Technology allows filmmakers to offer intuitive experience: Anand Gandhi
Mumbai, March 4 (IANS) National Award winning filmmaker Anand Gandhi, founder of Memesys Culture Labs which recently launched a Virtual Reality (VR) app ElseVR channel, says constant advancement of technology helps filmmakers to take up various complex aspects of storytelling and bring them to the audience for an intuitive experience.
Asked about how VR technology will help filmmakers and media persons to capture incidents, Gandhi told IANS here: “If we look at the history of tools that have been invented and evolved — right from the cave painting to Renaissance art to photography, to black and white to 3D cinema; it always added to accumulated on the previous inventions to make the experience more visceral and intuitive for the audience.
“And that technology allows filmmakers to translate really complex insight into an intuitive experience. So, using a new technology like VR certainly gives the audience a chance to grasp the more intimate and immediate situational experience.”
Considering the fact that the virtual reality films or videos offer a 360 degree view of any scene, according to Gandhi, “it gives a transparency to the audience and that is a very crucial factor in journalism”.
“Therefore, the power of judging any incident remains to the audience. Any reporter cannot hide anything or edit according to their wish. So yes, I think it is going to create an impact,” he said.
Having started its journey in November 2015, the channel ElseVR is ready with documentaries like “Submerged”, “Cast Is Not A Rumor”, “Right to Pray” and “When All Land is Lost, Do We Eat Coal?” They talk about various socio-political issues of the country.
Sharing the idea behind the initiative, Gandhi said: “The company started with the singular idea of using cutting-edge technology to tell urgent, yet overlooked stories. Now after more than a year of continuous work, we are ready with complete VR technology of sound, audio and videos. We are ready with six VR videos, including four documentaries.”
With an increasing number of smartphone users in India, the filmmaker is hopeful about the accessibility of VR films to common people.

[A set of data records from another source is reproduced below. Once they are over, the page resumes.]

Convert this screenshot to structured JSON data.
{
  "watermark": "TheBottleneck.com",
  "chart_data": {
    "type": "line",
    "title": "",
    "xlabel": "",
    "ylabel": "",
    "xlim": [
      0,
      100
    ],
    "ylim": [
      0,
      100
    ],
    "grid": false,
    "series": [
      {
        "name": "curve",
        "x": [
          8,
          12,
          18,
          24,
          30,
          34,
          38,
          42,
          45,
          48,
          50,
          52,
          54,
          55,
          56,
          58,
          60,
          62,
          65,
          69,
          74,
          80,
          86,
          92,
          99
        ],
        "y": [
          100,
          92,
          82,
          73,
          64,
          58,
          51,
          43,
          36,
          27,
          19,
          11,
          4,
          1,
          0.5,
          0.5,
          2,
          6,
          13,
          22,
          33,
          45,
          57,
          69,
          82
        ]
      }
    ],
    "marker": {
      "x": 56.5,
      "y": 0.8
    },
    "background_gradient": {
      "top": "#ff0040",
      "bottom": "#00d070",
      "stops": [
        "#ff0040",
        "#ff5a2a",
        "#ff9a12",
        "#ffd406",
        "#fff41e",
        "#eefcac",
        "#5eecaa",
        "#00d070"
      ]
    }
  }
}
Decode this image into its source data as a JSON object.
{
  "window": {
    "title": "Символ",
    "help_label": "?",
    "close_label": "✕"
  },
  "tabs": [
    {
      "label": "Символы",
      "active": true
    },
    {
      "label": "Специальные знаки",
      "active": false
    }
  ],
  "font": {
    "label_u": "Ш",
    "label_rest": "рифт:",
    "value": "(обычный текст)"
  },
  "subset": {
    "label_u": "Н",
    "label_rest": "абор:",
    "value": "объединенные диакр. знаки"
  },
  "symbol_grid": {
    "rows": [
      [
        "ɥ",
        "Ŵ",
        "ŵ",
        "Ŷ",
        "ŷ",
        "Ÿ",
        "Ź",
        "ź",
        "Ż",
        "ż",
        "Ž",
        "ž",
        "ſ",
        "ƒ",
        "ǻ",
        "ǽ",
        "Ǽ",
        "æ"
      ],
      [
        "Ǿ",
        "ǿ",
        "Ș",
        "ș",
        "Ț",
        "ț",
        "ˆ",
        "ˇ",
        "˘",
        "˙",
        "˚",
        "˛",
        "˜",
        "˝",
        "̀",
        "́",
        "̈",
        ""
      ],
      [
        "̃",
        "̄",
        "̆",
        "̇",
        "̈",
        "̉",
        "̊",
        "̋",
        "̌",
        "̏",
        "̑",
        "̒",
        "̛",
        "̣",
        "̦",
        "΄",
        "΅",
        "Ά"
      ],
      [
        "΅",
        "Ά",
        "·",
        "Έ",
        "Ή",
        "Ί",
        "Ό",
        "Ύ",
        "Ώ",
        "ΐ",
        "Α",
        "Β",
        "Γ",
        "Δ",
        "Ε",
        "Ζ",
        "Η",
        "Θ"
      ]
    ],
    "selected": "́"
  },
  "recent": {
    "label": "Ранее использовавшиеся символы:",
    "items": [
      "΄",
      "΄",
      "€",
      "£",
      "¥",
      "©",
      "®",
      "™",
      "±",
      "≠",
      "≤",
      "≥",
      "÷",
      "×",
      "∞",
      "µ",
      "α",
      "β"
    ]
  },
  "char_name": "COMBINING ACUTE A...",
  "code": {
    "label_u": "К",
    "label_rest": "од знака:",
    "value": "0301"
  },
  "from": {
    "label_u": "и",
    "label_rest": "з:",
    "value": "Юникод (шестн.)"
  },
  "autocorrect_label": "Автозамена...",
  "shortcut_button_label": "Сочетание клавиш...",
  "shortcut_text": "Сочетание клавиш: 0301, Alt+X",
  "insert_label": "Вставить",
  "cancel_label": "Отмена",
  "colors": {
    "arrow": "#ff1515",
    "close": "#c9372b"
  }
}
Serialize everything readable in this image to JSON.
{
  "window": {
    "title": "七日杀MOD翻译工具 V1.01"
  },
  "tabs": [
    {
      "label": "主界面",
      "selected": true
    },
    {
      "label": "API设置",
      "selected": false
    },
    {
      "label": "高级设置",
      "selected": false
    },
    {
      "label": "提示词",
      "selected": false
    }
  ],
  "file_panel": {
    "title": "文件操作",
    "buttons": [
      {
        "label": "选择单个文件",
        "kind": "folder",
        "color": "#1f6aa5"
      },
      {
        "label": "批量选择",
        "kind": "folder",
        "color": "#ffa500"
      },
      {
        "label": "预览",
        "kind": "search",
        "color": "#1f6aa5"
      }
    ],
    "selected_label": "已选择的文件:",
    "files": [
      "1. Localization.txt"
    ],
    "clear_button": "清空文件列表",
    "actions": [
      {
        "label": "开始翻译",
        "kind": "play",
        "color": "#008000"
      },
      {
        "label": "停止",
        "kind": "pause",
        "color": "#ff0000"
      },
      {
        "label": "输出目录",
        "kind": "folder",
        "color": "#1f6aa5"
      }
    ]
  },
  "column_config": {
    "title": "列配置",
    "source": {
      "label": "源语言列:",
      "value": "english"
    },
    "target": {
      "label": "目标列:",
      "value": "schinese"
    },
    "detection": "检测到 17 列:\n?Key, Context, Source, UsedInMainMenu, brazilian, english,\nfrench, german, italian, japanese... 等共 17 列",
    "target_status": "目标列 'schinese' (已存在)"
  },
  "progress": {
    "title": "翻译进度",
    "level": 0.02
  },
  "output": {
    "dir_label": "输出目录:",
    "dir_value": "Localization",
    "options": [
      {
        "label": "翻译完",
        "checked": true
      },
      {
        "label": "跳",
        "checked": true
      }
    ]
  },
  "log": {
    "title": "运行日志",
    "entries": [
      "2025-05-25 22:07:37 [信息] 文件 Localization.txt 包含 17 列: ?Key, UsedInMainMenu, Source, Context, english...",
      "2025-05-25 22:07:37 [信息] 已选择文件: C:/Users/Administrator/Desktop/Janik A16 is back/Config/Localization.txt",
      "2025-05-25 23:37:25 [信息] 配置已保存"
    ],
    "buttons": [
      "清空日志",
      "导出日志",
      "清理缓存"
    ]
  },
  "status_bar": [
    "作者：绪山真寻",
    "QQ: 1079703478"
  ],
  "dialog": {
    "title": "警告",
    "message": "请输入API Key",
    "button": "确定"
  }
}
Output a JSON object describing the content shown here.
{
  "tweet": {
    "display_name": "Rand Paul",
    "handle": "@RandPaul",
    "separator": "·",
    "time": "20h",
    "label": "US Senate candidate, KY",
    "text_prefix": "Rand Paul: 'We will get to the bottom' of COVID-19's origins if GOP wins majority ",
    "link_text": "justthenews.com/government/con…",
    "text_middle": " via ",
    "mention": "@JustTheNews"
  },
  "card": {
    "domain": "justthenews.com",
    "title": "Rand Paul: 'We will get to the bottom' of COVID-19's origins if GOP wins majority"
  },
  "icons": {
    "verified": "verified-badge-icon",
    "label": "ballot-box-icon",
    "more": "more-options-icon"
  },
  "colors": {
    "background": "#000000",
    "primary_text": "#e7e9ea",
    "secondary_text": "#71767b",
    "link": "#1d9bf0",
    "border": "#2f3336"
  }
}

Asked about the feasibility of making films in mainstream with this technology, Gandhi said: “Since it is a different medium, if we can build up cinema halls that do not have a 2D screen where we commonly watch films, but a VR headset and sitting arrangement for audience, then of course, a larger audience can go and watch them.”
Gandhi, whose claim to fame has been the National Award winning film “Ship of Theseus”, started his career as a dialogue writer with television serials like “Kyunki Saas Bhi Kabhi Bahu Thi” and “Kahaani Ghar Ghar Kii”. However, he moved away from his television career and directed two short films “Right Here, Right Now” and “Continuum” before directing his first feature film “Ship of Theseus”.
Does the changing language of mainstream India cinema — which celebrates global culture, realism and gender equality — impress him?
“I think it is not changing fast enough. It is not changing with the need of the time, soon enough. There is lots of misogyny, gender and human rights insensitivity in mainstream Indian films and that should go away really soon.”